Contribution of correlated noise and selective decoding to choice probability measurements in extrastriate visual cortex.

Gu Y, Angelaki DE, DeAngelis GC - Elife (2014)

Comparison of vestibular and visual signal correlations for 127 pairs of neurons simultaneously recorded from area MSTd by Gu et al. (2011).There is a fairly weak correlation between the two variables (R = 0.29, p=0.001, Spearman correlation). Histograms along the top and right side show marginal distributions of the two signal correlations.DOI:http://dx.doi.org/10.7554/eLife.02670.009
© Copyright Policy - open-access
Related In: Results  -  Collection

License
Show All Figures
getmorefigures.php?uid=PMC4109308&req=5

fig3s1: Comparison of vestibular and visual signal correlations for 127 pairs of neurons simultaneously recorded from area MSTd by Gu et al. (2011).There is a fairly weak correlation between the two variables (R = 0.29, p=0.001, Spearman correlation). Histograms along the top and right side show marginal distributions of the two signal correlations.DOI:http://dx.doi.org/10.7554/eLife.02670.009
Mentions: Which model best matches experimental data on correlated noise?
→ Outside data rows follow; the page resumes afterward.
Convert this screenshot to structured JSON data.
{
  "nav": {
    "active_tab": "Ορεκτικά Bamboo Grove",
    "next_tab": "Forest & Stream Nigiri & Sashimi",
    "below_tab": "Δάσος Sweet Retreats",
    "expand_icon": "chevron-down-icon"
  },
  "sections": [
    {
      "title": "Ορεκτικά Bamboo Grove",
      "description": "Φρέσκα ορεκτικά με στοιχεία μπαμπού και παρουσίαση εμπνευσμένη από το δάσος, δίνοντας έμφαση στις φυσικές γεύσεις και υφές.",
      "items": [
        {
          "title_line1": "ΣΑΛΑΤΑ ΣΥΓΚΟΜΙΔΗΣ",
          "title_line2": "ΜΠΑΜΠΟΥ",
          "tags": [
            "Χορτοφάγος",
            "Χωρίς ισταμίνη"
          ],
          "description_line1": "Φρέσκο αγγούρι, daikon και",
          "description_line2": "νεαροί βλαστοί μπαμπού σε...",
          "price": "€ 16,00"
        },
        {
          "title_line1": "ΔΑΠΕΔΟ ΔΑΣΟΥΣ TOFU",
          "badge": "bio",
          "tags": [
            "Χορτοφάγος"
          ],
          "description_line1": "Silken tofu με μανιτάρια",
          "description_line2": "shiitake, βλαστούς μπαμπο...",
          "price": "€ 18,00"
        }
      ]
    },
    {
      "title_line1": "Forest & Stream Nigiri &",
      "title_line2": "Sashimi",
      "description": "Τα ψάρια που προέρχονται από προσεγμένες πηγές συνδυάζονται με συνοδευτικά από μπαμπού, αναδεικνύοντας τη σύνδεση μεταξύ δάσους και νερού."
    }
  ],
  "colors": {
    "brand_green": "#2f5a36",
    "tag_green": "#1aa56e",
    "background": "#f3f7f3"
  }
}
Our previous study (Gu et al., 2011) showed that rnoise measured for pairs of MSTd neurons depended approximately equally on rsignal computed from both visual and vestibular tuning curves (Figure 3A). This dependence on rsignal for both modalities is not due to strong covariance between the two signal correlations because rsignal values for visual and vestibular tuning are only weakly correlated (Figure 3—figure supplement 1). Note also that noise correlations are generally negative for neurons with opposite tuning (negative signal correlations) in our heading discrimination data sets (Gu et al., 2011; Chen et al., 2013; Liu et al., 2013), such that subtracting responses of oppositely tuned neurons is not expected to have the benefit seen in other systems (Romo et al., 2003).10.7554/eLife.02670.008Figure 3.Comparison of the structure of correlated noise between models and data.

Bottom Line: We used biologically-constrained simulations to explore this issue, taking advantage of a peculiar pattern of CPs exhibited by multisensory neurons in area MSTd that represent self-motion.Although models that relied on correlated noise or selective decoding could both account for the peculiar pattern of CPs, predictions of the selective decoding model were substantially more consistent with various features of the neural and behavioral data.While correlated noise is essential to observe CPs, our findings suggest that selective decoding of neuronal signals also plays important roles.

View Article: PubMed Central - PubMed

Affiliation: Institute of Neuroscience and Key Laboratory of Primate Neurobiology, Shanghai Institutes for Biological Sciences, Chinese Academy of Sciences, Shanghai, China.

ABSTRACT
Trial by trial covariations between neural activity and perceptual decisions (quantified by choice Probability, CP) have been used to probe the contribution of sensory neurons to perceptual decisions. CPs are thought to be determined by both selective decoding of neural activity and by the structure of correlated noise among neurons, but the respective roles of these factors in creating CPs have been controversial. We used biologically-constrained simulations to explore this issue, taking advantage of a peculiar pattern of CPs exhibited by multisensory neurons in area MSTd that represent self-motion. Although models that relied on correlated noise or selective decoding could both account for the peculiar pattern of CPs, predictions of the selective decoding model were substantially more consistent with various features of the neural and behavioral data. While correlated noise is essential to observe CPs, our findings suggest that selective decoding of neuronal signals also plays important roles.

Show MeSH
Related in: MedlinePlus